## Exercise input
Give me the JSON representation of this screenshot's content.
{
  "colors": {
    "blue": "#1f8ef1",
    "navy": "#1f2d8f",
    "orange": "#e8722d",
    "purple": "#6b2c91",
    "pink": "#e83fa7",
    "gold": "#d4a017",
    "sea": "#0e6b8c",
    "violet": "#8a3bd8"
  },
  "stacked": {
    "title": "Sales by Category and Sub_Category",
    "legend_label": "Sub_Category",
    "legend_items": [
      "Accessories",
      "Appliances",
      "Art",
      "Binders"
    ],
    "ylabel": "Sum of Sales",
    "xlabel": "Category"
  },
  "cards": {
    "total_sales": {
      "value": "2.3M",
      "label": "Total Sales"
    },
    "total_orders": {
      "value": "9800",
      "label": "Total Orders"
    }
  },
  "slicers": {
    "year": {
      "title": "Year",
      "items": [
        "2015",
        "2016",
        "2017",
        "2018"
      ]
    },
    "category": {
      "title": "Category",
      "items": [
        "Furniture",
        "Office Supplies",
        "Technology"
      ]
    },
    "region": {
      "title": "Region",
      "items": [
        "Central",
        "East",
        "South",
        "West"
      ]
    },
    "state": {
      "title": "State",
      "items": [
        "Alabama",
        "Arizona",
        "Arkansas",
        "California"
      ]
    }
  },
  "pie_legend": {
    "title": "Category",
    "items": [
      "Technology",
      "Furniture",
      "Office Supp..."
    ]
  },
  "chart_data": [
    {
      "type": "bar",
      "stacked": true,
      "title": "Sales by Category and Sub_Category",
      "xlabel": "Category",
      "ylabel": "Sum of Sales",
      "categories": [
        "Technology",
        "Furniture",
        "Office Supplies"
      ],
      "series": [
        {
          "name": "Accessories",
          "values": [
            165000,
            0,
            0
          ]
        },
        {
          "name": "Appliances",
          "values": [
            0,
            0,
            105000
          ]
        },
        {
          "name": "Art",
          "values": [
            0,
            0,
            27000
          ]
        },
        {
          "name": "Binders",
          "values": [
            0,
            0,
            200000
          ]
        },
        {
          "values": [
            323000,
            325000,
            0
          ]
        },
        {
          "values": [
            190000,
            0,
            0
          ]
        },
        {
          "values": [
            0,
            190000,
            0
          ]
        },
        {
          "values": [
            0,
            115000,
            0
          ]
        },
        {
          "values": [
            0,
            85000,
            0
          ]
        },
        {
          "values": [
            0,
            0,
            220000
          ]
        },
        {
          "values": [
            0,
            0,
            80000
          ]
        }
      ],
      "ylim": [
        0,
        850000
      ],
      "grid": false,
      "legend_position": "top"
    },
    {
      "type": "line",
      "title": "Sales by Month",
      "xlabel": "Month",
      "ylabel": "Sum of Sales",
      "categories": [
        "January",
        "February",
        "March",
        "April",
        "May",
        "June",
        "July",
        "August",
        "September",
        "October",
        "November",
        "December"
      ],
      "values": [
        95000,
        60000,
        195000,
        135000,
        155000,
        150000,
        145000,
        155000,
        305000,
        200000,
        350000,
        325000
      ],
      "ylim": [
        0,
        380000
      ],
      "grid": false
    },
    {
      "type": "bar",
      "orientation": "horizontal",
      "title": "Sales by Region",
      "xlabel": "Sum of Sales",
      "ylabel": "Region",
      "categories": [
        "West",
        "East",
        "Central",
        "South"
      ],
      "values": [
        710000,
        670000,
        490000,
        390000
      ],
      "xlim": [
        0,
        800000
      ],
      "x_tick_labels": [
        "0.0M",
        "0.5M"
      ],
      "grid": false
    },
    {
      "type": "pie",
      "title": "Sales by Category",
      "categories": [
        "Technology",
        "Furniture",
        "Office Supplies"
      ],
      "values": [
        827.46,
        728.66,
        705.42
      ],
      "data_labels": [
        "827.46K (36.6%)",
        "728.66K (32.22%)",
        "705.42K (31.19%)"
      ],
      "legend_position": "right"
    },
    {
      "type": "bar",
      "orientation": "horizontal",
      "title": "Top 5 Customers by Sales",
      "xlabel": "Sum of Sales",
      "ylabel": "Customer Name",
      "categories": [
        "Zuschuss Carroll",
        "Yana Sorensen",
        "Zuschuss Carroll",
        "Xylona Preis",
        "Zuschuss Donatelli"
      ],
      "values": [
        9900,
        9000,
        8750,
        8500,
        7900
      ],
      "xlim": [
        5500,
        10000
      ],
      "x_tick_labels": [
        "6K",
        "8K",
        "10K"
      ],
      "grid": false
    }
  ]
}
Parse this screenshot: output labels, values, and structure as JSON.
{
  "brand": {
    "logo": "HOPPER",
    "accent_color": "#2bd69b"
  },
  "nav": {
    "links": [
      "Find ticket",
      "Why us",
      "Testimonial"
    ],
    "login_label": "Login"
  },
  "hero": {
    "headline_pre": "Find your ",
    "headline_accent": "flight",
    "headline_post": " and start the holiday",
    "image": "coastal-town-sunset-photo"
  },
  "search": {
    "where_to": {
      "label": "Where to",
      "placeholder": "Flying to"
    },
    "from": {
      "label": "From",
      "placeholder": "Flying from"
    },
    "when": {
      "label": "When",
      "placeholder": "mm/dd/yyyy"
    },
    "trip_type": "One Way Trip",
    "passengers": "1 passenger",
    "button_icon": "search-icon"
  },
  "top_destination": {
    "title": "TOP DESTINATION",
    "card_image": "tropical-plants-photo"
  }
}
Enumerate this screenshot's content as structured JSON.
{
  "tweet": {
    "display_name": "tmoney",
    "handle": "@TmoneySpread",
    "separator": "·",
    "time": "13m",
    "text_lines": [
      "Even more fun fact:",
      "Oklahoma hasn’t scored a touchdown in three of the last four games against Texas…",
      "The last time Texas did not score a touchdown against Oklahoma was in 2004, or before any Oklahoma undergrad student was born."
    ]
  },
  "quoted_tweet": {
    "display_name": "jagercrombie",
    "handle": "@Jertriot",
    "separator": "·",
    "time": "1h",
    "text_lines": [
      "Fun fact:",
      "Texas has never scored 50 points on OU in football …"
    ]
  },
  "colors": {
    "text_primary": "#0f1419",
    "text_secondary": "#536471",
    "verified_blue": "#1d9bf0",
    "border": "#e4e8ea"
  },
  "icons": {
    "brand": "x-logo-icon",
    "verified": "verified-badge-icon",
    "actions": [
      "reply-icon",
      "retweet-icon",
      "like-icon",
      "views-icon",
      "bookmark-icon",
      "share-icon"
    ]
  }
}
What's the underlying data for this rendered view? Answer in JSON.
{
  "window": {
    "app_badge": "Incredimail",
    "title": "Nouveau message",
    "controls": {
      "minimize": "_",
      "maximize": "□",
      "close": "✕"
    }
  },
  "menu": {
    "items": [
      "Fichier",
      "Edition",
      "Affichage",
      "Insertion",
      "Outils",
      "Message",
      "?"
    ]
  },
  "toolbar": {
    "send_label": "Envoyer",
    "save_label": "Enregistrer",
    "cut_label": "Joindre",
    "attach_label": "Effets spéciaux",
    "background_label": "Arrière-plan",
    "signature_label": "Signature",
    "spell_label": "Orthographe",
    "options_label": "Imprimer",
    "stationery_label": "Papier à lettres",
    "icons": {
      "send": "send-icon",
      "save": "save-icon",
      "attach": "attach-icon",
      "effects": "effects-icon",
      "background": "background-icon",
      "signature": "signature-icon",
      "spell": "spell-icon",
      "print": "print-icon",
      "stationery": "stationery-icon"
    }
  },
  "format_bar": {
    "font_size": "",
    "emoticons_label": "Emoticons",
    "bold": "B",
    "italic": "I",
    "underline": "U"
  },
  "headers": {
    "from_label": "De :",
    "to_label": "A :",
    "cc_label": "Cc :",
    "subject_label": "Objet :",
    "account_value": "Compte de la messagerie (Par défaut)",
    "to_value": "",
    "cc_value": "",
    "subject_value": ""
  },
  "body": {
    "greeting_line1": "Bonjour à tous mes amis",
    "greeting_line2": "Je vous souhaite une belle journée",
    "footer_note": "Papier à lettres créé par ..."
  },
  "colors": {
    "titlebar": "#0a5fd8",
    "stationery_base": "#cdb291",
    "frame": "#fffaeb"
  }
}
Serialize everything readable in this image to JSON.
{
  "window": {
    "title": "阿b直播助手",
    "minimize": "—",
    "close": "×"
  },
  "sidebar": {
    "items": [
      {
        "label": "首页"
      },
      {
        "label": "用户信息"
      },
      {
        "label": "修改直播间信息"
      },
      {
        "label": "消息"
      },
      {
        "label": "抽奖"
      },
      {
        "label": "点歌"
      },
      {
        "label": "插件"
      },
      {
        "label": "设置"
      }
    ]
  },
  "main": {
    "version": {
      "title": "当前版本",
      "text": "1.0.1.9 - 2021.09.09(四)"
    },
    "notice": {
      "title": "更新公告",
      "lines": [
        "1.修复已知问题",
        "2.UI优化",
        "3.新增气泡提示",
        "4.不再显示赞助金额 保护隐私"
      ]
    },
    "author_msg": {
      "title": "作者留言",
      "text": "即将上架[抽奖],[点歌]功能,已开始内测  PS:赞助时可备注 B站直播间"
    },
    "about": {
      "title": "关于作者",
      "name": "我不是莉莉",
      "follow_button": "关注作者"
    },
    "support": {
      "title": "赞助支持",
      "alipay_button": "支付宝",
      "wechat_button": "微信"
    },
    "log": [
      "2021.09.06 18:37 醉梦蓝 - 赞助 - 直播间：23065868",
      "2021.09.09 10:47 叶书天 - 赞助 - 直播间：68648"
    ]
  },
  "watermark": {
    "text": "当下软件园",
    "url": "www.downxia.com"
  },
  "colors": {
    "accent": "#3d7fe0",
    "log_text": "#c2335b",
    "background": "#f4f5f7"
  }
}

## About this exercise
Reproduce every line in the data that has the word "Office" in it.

## Output for this exercise
        "Office Supplies",
      "Office Supp..."
        "Office Supplies"
        "Office Supplies"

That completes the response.